## Task details:
Scan the records below, and wherever a line has the word "digit", pull it out.

## Dataset excerpts:

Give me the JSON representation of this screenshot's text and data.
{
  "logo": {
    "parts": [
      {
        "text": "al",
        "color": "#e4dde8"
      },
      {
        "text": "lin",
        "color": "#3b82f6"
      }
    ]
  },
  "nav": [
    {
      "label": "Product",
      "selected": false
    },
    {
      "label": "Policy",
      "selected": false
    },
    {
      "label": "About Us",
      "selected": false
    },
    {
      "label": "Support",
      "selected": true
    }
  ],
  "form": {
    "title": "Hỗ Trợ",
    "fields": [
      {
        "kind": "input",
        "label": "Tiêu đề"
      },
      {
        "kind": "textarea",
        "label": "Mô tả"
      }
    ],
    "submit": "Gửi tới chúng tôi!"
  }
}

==

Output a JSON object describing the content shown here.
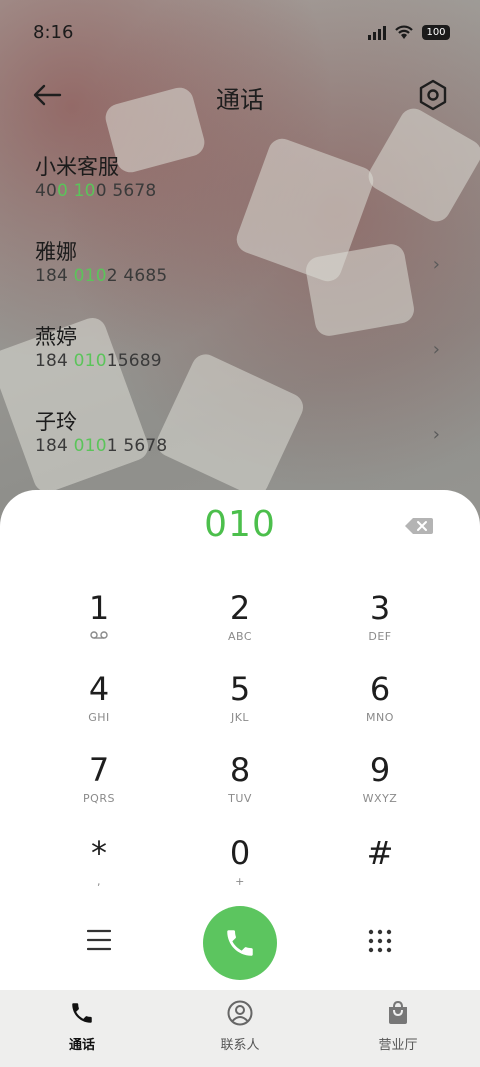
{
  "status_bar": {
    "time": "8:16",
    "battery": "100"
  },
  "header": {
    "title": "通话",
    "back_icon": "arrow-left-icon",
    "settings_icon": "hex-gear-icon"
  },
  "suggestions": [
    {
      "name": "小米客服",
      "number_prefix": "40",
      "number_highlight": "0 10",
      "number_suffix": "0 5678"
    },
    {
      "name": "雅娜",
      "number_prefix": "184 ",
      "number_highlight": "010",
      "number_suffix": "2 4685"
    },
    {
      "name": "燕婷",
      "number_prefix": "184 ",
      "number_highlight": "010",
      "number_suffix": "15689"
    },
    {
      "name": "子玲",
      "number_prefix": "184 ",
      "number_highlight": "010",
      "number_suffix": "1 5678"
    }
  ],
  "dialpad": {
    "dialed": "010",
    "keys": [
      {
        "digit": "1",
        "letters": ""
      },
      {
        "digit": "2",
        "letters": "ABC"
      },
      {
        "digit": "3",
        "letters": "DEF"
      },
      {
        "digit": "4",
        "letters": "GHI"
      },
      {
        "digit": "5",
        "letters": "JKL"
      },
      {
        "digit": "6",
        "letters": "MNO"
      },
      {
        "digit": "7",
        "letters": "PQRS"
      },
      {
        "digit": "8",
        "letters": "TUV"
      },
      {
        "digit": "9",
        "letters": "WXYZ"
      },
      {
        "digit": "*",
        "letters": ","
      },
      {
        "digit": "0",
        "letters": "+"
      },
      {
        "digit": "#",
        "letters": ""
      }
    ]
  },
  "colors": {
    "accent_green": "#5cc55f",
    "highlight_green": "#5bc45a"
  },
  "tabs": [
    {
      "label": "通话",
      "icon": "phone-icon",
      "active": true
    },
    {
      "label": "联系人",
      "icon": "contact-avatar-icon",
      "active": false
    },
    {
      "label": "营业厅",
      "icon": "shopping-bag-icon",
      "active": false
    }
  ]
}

## Answer to the problem:
        "digit": "1",
        "digit": "2",
        "digit": "3",
        "digit": "4",
        "digit": "5",
        "digit": "6",
        "digit": "7",
        "digit": "8",
        "digit": "9",
        "digit": "*",
        "digit": "0",
        "digit": "#",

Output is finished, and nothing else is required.